Your main concern should be with what pigments go into making the colors they can be the toxic part regardless of whether it is oil or wb.
To speed up the drying time buy some Cobalt drier, Japan drier, or Two-way drier.
Start your clean up of your screen using the cheapest vegetable oil you can buy at the supermarket before moving on to mineral spirits. Used the spirits on the screen on a table with a glass or metal top. By doing so you do not waste as much solvent and it does not go down the drain.
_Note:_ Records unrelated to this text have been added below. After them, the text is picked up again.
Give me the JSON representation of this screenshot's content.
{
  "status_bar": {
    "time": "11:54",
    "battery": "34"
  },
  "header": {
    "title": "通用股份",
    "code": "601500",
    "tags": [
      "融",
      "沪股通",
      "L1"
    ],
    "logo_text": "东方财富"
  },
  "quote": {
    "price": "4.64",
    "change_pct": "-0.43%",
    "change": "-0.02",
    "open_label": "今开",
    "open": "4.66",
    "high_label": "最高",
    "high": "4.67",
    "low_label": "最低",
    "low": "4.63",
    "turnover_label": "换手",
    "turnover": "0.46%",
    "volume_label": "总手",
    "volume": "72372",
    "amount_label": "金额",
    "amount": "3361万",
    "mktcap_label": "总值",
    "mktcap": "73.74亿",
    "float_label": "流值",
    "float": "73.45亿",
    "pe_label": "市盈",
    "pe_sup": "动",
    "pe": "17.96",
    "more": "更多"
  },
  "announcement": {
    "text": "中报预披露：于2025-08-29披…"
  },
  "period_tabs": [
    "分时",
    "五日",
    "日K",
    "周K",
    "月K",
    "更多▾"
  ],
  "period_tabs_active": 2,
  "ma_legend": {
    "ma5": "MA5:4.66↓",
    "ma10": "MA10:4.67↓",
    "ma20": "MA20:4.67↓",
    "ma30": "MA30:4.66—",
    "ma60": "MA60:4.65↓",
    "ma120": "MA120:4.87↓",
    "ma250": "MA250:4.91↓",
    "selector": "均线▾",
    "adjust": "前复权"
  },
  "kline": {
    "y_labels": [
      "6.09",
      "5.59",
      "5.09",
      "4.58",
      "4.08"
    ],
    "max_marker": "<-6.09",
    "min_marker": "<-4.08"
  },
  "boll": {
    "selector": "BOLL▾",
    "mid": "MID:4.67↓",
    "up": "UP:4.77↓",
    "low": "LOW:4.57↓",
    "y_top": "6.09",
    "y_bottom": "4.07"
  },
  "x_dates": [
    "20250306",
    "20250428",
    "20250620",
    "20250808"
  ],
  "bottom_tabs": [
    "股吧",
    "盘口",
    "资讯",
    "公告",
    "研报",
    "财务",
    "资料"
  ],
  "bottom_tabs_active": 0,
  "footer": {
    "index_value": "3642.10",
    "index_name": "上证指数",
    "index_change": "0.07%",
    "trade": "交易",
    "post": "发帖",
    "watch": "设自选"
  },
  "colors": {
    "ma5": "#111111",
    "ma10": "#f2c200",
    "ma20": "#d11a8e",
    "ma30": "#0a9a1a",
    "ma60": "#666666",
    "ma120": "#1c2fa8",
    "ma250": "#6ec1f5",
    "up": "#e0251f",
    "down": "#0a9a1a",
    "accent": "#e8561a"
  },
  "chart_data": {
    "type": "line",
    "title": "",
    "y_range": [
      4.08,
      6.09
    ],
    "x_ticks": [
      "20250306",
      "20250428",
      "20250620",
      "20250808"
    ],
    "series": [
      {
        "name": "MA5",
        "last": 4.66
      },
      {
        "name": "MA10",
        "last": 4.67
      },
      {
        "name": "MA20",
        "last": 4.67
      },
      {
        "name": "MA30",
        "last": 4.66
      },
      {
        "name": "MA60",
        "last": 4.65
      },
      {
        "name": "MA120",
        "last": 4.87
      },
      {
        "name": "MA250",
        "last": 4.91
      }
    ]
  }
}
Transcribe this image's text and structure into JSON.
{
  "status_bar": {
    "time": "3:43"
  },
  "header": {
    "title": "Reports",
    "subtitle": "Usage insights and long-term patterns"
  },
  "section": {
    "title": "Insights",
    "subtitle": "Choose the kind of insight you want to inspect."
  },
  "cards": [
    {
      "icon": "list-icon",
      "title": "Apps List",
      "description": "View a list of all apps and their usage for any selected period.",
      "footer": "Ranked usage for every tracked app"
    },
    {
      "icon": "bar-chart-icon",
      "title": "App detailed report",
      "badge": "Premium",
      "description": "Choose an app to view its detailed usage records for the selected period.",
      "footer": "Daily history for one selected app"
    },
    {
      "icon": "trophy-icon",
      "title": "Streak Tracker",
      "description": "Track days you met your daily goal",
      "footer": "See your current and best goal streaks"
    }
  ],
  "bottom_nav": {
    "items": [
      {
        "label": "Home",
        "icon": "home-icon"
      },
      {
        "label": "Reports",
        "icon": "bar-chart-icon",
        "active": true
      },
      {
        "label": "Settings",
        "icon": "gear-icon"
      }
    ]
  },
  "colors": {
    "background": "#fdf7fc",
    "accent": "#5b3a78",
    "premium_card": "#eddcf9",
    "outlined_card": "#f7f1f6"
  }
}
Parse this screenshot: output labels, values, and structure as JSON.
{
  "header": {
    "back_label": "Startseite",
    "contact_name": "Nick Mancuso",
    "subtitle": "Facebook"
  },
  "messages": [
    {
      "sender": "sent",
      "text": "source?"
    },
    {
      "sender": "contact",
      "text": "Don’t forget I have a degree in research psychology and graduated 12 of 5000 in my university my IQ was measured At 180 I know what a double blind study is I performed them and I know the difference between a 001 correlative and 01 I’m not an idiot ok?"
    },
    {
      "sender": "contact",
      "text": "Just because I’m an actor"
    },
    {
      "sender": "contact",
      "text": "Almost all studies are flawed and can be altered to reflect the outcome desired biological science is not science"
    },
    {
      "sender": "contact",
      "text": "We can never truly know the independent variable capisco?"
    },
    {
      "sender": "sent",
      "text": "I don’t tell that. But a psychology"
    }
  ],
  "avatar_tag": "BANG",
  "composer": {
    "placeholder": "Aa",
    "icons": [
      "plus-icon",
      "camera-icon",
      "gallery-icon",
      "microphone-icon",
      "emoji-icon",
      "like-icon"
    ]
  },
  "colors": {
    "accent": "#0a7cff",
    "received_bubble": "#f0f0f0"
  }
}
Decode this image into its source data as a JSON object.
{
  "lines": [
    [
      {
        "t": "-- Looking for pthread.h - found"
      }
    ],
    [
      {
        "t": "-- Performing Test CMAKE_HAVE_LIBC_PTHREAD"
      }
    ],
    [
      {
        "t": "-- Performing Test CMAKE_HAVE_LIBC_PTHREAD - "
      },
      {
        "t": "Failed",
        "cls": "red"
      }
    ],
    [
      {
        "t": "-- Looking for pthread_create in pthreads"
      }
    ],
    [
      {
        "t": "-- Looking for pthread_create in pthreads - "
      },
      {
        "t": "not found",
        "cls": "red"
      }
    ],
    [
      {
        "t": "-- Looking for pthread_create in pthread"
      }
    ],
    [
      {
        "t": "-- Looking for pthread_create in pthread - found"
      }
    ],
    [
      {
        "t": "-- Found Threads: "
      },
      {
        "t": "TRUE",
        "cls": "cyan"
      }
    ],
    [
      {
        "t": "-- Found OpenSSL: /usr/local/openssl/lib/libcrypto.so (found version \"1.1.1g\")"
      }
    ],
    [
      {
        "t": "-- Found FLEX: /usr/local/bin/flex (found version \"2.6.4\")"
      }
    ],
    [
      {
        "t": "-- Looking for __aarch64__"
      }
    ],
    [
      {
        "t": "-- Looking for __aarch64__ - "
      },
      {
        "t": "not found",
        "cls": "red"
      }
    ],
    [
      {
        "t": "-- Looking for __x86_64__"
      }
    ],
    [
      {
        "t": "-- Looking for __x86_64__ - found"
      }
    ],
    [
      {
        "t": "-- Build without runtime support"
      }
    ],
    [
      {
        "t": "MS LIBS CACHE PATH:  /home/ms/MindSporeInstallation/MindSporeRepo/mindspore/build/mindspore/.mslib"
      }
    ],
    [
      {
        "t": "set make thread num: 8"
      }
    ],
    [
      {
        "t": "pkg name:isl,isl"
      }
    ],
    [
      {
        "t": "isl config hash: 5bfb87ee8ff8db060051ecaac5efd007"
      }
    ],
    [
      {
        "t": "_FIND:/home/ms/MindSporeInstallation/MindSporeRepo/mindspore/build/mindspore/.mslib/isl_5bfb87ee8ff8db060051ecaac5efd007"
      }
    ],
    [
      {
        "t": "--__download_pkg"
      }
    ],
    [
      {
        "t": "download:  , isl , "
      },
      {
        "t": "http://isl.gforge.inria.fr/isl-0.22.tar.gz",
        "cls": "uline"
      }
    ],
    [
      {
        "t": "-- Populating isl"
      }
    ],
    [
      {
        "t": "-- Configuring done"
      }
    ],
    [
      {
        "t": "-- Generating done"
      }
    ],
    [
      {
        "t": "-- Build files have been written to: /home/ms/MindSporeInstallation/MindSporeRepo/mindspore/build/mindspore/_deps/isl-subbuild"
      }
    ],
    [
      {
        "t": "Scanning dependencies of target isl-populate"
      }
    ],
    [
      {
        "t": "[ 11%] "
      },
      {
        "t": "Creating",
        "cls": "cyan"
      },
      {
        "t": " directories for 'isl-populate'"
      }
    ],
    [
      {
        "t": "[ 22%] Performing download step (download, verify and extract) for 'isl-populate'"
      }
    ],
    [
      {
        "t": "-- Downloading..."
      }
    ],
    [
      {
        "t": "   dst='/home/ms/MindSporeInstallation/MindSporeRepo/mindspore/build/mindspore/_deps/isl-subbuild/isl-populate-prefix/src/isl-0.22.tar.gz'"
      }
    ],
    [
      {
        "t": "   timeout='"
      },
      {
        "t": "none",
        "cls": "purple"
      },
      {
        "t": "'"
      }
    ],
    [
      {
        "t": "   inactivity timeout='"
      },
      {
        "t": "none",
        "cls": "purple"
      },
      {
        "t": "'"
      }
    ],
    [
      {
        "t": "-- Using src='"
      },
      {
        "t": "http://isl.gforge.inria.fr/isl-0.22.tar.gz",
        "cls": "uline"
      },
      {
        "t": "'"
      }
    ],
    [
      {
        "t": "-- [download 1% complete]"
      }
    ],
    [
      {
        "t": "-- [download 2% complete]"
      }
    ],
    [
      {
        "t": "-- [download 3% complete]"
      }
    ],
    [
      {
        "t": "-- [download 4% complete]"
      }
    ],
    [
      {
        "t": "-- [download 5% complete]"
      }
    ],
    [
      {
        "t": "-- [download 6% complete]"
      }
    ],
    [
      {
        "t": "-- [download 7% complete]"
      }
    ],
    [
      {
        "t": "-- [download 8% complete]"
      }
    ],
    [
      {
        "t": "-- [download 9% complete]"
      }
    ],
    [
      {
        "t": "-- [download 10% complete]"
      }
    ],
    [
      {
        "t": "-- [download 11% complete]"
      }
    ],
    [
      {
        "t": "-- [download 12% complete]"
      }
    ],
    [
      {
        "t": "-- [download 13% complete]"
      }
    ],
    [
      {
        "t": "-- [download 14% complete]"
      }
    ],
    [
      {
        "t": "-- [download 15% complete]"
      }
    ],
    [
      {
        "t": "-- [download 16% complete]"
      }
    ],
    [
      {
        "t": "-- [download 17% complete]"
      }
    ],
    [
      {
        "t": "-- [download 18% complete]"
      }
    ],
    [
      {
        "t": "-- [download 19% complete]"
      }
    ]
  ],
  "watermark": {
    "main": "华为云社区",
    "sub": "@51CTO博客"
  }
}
Most hand moisturizers clean off oily hands nearly as well as gojo. Unless the moisturized is water based. Look at the ingredients of gojo (which is great btw) it is mostly oil based thinners as well.
Cleaning up solvent based materials, I found the less volatile thinners like paint thinner, turpentine, etc mixed with the ink and spread it around. Some nice lacquer thinner (furniture grade, not the cheap shit) doused on a rag, took the paint off quickly and more thoroughly. if you just dab, it doesn't do much.
Also, tape out tight to your image - a thick flood and then a last hard pull will deposit all the ink on the tape. scrape it from there, then pull the tape, then clean the screen - there is hardly anything to clean.
I've been using some less harmfull press washes lately - they are citrus based, and work well. the trick is to use a good absorbant rag, and use a liberal amount of cleaner, and do the tape thing.
ps, try some other inks other than matsui. the reason your ink takes so long to dry is it is not designed for screenprinting, and probably has way too much retarder.
Also I really wouldn't work about smoking around artist oils (the thinner is another matter).
Back in the 90's when before I have UV inks and we used nazdar 9700 for all our sticker printing I caught my press cart on fire a bunch of times because i smoked and printed most of the time and always had some thinner spilled somewhere.
thanks god i'm a much cleaner printer now and we don't use solvents.